A group of vandals is suspected to have sabotaged two key electrical substations in Moore County, North Carolina, leaving thousands without power

December 5, 2022 8:39pm

Updated: December 5, 2022 8:39pm

Thousands of people in a North Carolina county were left without power for days after two power stations were shot up by individuals with apparent criminal intent, reported The Associated Press. 

On Saturday night, a group of vandals is suspected to have sabotaged two key electrical substations in Moore County, North Carolina, about 60 miles (95 kilometers) southwest of Raleigh. The attack created a massive blackout in the region. 

About 9,000 Duke Energy customers had their power restored by Monday evening. However, out of the 100,000 inhabitants of Moore County, around 45,000 customers were still without power. 

Many residents have been struggling to stay warm after temperatures dropped below freezing on Monday and are expected to remain in the low 40s throughout the week.

As a result, schools, businesses, and restaurants announced that they would be closed for the second day in a row. Traffic lights were out countywide. 

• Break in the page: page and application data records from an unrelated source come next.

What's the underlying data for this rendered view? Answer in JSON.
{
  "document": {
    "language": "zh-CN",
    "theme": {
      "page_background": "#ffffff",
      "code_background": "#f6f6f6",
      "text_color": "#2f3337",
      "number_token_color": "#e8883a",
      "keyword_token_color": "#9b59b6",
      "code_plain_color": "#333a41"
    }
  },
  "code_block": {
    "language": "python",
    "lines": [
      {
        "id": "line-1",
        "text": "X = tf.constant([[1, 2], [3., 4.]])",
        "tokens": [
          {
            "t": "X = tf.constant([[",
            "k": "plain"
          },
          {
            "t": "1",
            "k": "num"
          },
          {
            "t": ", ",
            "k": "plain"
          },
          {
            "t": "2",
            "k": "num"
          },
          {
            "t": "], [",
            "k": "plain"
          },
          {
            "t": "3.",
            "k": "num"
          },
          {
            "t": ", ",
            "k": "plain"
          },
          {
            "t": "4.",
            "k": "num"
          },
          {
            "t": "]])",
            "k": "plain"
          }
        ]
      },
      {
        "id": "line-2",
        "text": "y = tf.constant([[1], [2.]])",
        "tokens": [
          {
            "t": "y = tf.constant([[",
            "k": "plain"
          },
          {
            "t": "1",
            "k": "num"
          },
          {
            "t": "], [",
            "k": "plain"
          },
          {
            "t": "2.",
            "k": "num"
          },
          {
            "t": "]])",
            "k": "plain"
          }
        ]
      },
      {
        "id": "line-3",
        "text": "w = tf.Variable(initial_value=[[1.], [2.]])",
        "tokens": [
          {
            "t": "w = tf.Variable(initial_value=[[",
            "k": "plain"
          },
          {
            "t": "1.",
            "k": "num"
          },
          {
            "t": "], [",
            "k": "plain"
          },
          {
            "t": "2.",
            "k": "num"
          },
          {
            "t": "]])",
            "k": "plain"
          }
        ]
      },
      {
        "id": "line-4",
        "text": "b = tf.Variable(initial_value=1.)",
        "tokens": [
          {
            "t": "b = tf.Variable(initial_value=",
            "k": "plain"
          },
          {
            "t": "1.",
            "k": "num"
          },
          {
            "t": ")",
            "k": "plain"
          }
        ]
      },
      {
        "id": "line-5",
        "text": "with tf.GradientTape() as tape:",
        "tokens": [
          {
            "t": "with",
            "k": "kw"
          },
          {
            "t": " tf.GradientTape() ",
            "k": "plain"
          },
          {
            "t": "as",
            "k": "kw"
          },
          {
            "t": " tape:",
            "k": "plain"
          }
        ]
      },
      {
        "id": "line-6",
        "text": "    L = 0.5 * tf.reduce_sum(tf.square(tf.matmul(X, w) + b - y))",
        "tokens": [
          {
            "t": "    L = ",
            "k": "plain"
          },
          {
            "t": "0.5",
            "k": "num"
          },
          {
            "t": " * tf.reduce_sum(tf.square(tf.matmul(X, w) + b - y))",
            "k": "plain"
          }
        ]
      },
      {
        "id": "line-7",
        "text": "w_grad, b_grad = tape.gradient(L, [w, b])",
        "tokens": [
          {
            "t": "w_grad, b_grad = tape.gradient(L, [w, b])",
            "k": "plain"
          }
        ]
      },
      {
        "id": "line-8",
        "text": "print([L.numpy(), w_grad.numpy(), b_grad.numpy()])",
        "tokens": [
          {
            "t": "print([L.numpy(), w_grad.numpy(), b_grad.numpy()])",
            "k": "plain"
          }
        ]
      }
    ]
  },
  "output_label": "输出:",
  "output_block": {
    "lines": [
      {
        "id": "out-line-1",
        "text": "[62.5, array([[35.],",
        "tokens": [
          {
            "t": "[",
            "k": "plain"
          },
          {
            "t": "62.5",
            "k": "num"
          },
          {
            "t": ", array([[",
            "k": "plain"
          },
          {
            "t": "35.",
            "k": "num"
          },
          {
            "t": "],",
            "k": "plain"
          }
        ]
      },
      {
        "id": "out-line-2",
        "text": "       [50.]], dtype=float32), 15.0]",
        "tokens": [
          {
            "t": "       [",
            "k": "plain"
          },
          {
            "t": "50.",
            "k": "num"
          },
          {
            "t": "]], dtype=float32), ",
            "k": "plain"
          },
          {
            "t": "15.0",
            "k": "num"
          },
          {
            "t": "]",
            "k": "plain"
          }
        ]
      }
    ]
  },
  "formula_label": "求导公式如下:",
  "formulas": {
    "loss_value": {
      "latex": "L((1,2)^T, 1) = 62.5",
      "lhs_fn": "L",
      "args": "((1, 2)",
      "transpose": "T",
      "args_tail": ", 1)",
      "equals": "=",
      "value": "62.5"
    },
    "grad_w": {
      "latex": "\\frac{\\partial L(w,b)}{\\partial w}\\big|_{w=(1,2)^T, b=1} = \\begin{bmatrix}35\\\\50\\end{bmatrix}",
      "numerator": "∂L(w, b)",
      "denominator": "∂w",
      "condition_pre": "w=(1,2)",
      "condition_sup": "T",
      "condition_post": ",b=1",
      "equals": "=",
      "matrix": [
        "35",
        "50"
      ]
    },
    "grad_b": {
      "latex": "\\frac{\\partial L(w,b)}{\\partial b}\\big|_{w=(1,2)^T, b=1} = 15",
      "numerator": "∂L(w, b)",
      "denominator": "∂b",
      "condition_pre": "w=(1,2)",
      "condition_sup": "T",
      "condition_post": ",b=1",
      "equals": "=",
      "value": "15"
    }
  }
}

A state of emergency went into effect on Sunday and a shelter was opened at the Moore County Sports Complex. Additionally, authorities established a curfew from 9 p.m. ET to 5 a.m. beginning Sunday. 

Federal investigators “are leaving no stone unturned in this investigation to find those who are responsible,” said Governor Roy Cooper at a news conference. 

“Protecting critical infrastructure like our power system must be a top priority,” Cooper added. “This kind of attack raises a new level of threat. We will be evaluating ways to work with our utility providers and our state and federal officials to make sure that we harden our infrastructure where necessary.”

According to Moore County Sheriff Ronnie Fields, whoever caused the power outage “knew exactly what they were doing to ... cause the outage that they did.”

"It wasn't random," Fields concluded.

The restoration of power in Moore County will be gradual because it cannot be rerouted. Instead, a lot of the equipment will have to be repaired or replaced, said Duke Energy spokesman Jeff Brooks. 

"We are looking at a pretty sophisticated repair with some fairly large equipment and so we do want citizens of the town to be prepared that this will be a multiday restoration for most customers, extending potentially as long as Thursday," Brooks said